**Description of the task:** What is the number of lines in the data that include the string "Theme"? Give it by itself.

**Provided records:**

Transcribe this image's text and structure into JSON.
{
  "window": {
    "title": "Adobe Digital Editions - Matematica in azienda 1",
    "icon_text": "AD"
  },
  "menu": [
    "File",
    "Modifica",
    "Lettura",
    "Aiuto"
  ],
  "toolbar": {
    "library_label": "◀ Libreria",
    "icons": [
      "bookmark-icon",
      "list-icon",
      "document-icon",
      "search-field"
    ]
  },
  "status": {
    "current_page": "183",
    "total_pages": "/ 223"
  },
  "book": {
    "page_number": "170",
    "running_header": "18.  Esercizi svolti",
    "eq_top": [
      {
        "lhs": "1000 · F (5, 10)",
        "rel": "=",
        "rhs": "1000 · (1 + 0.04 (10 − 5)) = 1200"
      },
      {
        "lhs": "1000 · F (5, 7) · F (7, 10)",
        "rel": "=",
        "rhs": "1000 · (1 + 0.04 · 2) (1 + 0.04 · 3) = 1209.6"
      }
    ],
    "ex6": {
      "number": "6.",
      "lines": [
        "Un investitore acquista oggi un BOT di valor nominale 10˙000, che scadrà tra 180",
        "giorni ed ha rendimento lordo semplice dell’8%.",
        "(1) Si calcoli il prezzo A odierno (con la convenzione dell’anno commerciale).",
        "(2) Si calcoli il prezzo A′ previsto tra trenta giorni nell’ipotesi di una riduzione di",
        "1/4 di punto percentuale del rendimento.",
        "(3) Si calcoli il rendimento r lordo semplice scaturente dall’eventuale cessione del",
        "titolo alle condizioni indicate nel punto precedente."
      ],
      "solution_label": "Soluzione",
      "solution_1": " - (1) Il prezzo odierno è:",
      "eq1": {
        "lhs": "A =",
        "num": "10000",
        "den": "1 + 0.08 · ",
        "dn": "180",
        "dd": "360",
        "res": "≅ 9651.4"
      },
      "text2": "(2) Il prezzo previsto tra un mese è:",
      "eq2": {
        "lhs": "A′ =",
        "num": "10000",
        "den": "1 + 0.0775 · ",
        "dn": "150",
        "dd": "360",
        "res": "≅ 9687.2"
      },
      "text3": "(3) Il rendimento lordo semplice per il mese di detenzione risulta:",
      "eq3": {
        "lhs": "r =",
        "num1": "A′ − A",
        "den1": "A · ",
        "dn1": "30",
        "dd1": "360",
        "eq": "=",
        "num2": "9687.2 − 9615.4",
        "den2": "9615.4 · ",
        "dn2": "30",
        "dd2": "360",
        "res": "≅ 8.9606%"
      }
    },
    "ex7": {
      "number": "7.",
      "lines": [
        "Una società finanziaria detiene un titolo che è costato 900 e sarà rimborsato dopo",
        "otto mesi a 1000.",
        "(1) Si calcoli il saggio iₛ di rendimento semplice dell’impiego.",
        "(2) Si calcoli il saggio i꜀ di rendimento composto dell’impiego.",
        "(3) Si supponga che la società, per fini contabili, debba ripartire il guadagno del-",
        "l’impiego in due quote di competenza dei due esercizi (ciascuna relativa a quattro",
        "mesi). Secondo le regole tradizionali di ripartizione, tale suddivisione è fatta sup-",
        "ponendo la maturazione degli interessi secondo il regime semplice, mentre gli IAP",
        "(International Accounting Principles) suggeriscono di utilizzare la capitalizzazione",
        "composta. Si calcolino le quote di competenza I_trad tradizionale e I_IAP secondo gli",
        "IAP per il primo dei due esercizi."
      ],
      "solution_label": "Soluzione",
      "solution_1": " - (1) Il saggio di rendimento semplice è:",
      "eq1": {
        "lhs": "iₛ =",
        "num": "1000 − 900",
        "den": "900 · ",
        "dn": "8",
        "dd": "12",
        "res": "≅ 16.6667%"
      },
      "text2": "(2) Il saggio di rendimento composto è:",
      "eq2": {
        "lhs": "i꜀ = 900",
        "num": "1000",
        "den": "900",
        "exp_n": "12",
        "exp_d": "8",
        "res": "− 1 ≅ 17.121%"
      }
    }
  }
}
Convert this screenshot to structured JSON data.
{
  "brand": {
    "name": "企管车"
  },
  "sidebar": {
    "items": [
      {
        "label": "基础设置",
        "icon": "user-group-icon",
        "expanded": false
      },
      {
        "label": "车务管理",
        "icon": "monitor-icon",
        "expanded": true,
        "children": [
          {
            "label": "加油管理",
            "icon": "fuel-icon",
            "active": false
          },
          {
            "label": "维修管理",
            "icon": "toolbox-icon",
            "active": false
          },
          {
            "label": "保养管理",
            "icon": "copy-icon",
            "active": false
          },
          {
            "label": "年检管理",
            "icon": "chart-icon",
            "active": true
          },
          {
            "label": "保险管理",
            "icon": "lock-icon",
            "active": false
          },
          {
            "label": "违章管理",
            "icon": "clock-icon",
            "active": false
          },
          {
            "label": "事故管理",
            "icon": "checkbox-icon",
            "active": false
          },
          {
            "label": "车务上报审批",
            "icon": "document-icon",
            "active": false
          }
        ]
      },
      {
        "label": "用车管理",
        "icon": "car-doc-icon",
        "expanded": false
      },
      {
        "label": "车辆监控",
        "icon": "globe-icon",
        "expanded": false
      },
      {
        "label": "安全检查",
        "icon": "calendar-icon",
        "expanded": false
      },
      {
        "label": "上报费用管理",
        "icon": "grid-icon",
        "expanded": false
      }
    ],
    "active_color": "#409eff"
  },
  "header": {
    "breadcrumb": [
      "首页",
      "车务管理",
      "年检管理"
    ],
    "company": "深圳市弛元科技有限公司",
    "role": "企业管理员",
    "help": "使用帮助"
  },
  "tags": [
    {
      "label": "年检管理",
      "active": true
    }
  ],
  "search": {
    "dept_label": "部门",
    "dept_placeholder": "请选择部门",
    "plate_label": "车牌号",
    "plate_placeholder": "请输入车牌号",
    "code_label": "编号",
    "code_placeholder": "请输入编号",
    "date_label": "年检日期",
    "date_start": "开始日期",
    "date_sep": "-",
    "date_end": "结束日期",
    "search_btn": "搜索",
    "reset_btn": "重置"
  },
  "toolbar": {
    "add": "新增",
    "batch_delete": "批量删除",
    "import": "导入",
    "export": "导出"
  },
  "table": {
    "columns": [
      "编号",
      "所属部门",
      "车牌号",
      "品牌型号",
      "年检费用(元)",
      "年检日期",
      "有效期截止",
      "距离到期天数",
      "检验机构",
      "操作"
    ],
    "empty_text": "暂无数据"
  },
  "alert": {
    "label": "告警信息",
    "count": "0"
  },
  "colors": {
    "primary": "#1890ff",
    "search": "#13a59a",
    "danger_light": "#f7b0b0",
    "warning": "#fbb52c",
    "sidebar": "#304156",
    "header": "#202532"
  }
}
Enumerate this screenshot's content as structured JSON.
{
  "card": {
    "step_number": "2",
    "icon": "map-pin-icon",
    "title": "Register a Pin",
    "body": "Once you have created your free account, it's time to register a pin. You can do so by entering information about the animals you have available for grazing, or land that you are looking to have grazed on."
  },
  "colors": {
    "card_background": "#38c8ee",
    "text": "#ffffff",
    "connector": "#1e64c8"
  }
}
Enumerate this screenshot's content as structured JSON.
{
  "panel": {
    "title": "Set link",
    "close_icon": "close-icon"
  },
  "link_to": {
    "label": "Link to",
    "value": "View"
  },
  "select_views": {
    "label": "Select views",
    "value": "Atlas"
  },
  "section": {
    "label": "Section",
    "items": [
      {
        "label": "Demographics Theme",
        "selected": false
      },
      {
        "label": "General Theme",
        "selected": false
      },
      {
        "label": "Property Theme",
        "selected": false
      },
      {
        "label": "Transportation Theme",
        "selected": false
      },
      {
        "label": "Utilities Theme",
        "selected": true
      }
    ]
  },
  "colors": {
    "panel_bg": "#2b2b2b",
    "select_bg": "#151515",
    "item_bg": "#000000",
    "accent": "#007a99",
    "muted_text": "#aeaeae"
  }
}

**Answer space:** 5